The World Health Organisation has recognised that increasing urbanisation is reshaping urban population health problems, with depression expected to be the second leading cause of loss disability-adjusted life years by 2030. It is widely accepted that the natural environment has a positive effect on health and wellbeing and plays a role in disease prevention.
Nature in an urban environment can foster a sense of community which is key for improved health and wellbeing as connection with local community can reduce the risk of long-term health conditions such as depression, heart disease and increase life expectancy.
Since the 1950s, psychologists have recognised the importance of community for individual and group wellbeing by understanding human behaviour from both a social and physical environmental perspective. More recently, epidemiologists have shown how mental health outcomes are influenced by community connections, belonging, networks, social cohesion and social capital, therefore a sense of community is considered a preventative method to mitigate against psychological and physical illnesses.
Therefore, urban design should not just consider access to nature and green space but also the interactions that this can facilitate to encourage connection with place both with nature and community which is vital for health and wellbeing.
Outdoor gym, Clapham, London. Photograph by Author.
How can nature foster a sense of community?
In the field of community psychology, a sense of community has been defined by membership, influence, integration and fulfilment of needs as well as a shared emotional connection. Arguably these factors, particularly emotional connection, can be facilitated in green environments.
An experiment conducted by psychologists at the University of Rochester with virtual images, showed the more nature the study group were exposed to, the more likely they were to value emotional connections with other people and have increased generosity than those exposed to city views. Those that were not exposed to nature images were more focused on external goals such as increasing personal income. The research suggests that nature is significant in cultivating values that influence wellbeing and building a sense of community.
Why do humans need to connect to nature and community?
There are some theories that exist which aim to understand why interaction with nature has a positive impact on health and wellbeing. The biophilia hypothesis is a theory commonly referred to, particularly as increasing research through design practice shows the positive impact of biophilic design. However, the topophilia hypothesis provides a further suggestion to why interaction with nature is important in terms of fostering a sense of community.
The topophilia hypothesis suggests that humans possess a genetic bias to form bonds with local place which may have evolved due to the need to learn and share knowledge related to local nature for survival. It has been predicted that bonding with place is a critical element of mental health.
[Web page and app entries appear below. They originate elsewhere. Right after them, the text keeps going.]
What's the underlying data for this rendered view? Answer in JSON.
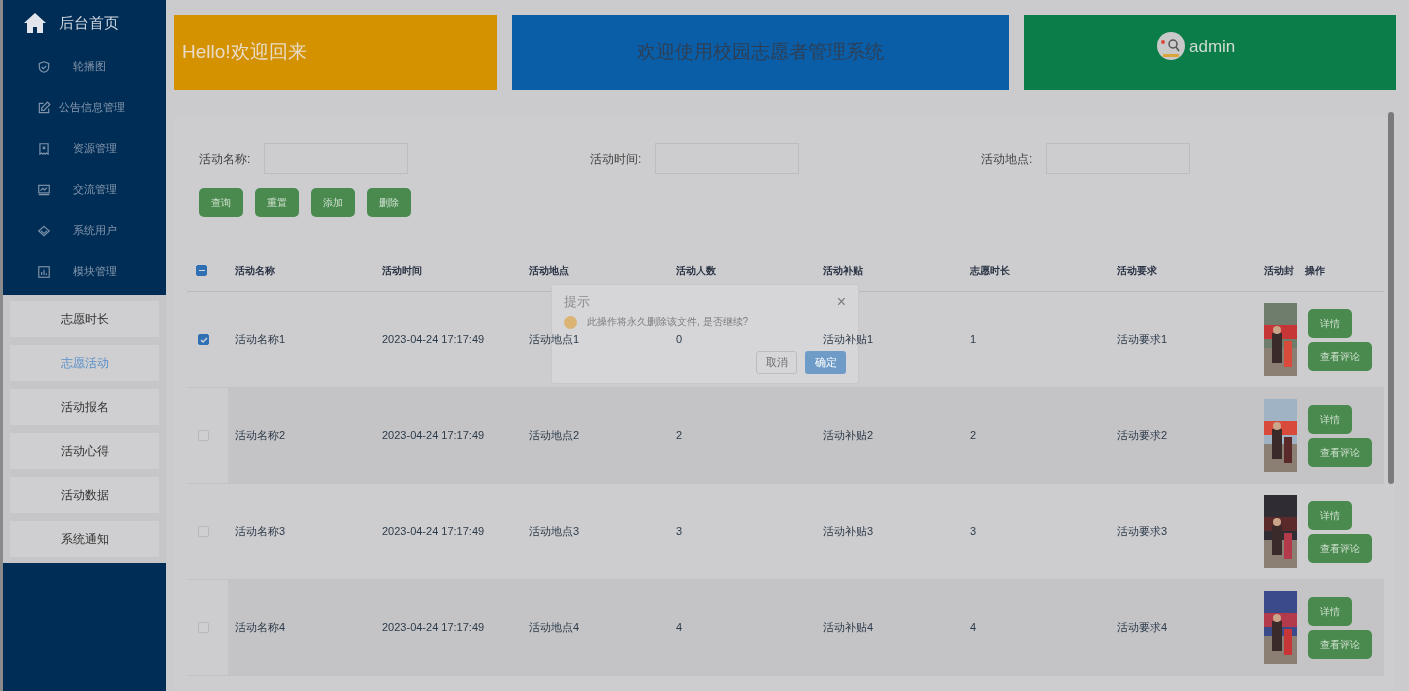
{
  "sidebar": {
    "home": "后台首页",
    "items": [
      {
        "label": "轮播图"
      },
      {
        "label": "公告信息管理"
      },
      {
        "label": "资源管理"
      },
      {
        "label": "交流管理"
      },
      {
        "label": "系统用户"
      },
      {
        "label": "模块管理"
      }
    ],
    "submenu": [
      {
        "label": "志愿时长",
        "selected": false
      },
      {
        "label": "志愿活动",
        "selected": true
      },
      {
        "label": "活动报名",
        "selected": false
      },
      {
        "label": "活动心得",
        "selected": false
      },
      {
        "label": "活动数据",
        "selected": false
      },
      {
        "label": "系统通知",
        "selected": false
      }
    ]
  },
  "header": {
    "greeting": "Hello!欢迎回来",
    "title": "欢迎使用校园志愿者管理系统",
    "user": "admin"
  },
  "filters": [
    {
      "label": "活动名称:"
    },
    {
      "label": "活动时间:"
    },
    {
      "label": "活动地点:"
    }
  ],
  "actions": [
    "查询",
    "重置",
    "添加",
    "删除"
  ],
  "table": {
    "select_all": {
      "indeterminate": true
    },
    "columns": [
      "活动名称",
      "活动时间",
      "活动地点",
      "活动人数",
      "活动补贴",
      "志愿时长",
      "活动要求",
      "活动封",
      "操作"
    ],
    "rows": [
      {
        "checked": true,
        "cells": [
          "活动名称1",
          "2023-04-24 17:17:49",
          "活动地点1",
          "0",
          "活动补贴1",
          "1",
          "活动要求1"
        ],
        "cover": {
          "kind": "picture"
        },
        "buttons": [
          "详情",
          "查看评论"
        ]
      },
      {
        "checked": false,
        "cells": [
          "活动名称2",
          "2023-04-24 17:17:49",
          "活动地点2",
          "2",
          "活动补贴2",
          "2",
          "活动要求2"
        ],
        "cover": {
          "kind": "picture"
        },
        "buttons": [
          "详情",
          "查看评论"
        ]
      },
      {
        "checked": false,
        "cells": [
          "活动名称3",
          "2023-04-24 17:17:49",
          "活动地点3",
          "3",
          "活动补贴3",
          "3",
          "活动要求3"
        ],
        "cover": {
          "kind": "picture"
        },
        "buttons": [
          "详情",
          "查看评论"
        ]
      },
      {
        "checked": false,
        "cells": [
          "活动名称4",
          "2023-04-24 17:17:49",
          "活动地点4",
          "4",
          "活动补贴4",
          "4",
          "活动要求4"
        ],
        "cover": {
          "kind": "picture"
        },
        "buttons": [
          "详情",
          "查看评论"
        ]
      }
    ]
  },
  "dialog": {
    "title": "提示",
    "close": "×",
    "message": "此操作将永久删除该文件, 是否继续?",
    "buttons": [
      "取消",
      "确定"
    ]
  }
}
Further research is required to investigate the validity of the theory, however if significant evidence can support this, it would provide greater weight for urban design to encourage connection of place through nature and green space.
The challenge for urban design
Nature and green space in an urban environment could be viewed as the heart of building a healthy and happy community, as connecting with both nature and community is arguably an innate need we have as humans. However, green space is limited in urban environments.
Urban design needs to rethink how nature is integrated into our cities and ensure that the community is involved in projects that promote green infrastructure and urban greening to build a sense of community and place. Some inspiring initiatives are listed below:
Wellbeing can be constructed in our cities. In many urban societies, material wealth is traditionally viewed as the path to happiness: a wardrobe of disposable fashion, a better and faster car, a bigger house. We know that this isn’t necessarily a positive influence on wellbeing.
Perhaps through a greater focus on connecting with nature in our cities, we can build more resilient communities where everyone can have the opportunity to experience an increased sense of place and belonging in the world in which they live.
‘The happiest man is he who learns from nature the lesson of worship’
Ralph Waldo Emerson, ‘Nature’, 1836
Community Garden, London. Photograph by Author.
About the Author
Sanity and Urbanity: